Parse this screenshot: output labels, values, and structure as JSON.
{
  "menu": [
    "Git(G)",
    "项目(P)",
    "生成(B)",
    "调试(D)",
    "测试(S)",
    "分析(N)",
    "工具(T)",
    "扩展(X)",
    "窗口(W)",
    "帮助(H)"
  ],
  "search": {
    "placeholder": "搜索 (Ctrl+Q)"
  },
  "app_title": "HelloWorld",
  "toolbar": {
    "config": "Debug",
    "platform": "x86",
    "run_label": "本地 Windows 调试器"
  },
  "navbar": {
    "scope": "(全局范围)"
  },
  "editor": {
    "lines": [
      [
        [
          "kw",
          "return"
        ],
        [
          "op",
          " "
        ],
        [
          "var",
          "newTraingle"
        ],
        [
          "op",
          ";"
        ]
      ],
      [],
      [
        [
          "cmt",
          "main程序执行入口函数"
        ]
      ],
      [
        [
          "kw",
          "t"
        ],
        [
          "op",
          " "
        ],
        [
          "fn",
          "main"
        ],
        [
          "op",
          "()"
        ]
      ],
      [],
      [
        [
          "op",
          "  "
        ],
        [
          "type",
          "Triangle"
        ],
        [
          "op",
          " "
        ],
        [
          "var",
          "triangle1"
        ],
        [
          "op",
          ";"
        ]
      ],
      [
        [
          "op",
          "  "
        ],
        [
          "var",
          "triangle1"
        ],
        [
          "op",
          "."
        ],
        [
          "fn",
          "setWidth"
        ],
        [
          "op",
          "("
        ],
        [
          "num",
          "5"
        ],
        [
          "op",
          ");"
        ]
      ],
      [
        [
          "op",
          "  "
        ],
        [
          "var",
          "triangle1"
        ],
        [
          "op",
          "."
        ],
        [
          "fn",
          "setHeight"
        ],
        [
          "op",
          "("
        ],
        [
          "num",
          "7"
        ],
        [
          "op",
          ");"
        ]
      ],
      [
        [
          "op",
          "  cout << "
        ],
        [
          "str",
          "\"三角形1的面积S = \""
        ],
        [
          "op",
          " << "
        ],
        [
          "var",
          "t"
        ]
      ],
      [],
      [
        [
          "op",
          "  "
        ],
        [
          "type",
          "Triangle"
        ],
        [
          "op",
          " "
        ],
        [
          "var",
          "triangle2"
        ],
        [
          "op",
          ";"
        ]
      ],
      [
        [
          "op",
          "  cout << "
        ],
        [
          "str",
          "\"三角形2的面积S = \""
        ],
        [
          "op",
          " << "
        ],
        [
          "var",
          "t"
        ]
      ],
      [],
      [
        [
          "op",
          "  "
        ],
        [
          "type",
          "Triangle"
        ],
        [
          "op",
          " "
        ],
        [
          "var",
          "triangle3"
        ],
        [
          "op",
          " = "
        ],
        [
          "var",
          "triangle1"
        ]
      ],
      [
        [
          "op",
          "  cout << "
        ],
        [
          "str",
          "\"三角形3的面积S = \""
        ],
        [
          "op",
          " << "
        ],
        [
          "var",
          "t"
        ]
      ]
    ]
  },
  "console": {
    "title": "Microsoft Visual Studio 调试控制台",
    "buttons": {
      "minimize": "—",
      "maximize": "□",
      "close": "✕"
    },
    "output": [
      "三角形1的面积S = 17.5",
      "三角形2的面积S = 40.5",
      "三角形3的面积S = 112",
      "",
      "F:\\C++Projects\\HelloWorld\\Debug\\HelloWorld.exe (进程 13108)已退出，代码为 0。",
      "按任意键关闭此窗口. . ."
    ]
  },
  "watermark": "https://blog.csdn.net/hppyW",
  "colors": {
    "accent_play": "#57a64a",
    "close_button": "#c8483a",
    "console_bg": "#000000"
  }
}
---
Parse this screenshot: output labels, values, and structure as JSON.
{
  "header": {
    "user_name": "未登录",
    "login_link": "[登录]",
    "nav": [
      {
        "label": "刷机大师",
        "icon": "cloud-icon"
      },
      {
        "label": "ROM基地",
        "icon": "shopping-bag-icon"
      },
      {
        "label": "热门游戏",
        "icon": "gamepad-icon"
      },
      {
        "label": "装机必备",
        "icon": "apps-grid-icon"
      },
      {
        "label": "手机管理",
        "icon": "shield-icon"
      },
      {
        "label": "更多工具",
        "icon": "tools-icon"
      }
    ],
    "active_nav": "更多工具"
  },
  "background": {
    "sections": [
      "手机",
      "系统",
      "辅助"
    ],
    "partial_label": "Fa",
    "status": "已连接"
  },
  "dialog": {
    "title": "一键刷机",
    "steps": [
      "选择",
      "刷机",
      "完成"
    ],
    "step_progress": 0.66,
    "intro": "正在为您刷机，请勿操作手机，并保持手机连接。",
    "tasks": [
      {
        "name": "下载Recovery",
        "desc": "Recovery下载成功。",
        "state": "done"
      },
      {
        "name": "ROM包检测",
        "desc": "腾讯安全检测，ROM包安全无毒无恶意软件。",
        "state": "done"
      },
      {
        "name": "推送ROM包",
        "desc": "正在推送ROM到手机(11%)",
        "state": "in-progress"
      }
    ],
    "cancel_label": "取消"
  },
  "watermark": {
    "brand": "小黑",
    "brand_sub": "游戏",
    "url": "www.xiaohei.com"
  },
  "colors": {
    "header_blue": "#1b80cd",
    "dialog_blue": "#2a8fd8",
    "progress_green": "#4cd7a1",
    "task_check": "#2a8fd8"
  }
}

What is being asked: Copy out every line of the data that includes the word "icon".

Reply to the exercise:
        "icon": "cloud-icon"
        "icon": "shopping-bag-icon"
        "icon": "gamepad-icon"
        "icon": "apps-grid-icon"
        "icon": "shield-icon"
        "icon": "tools-icon"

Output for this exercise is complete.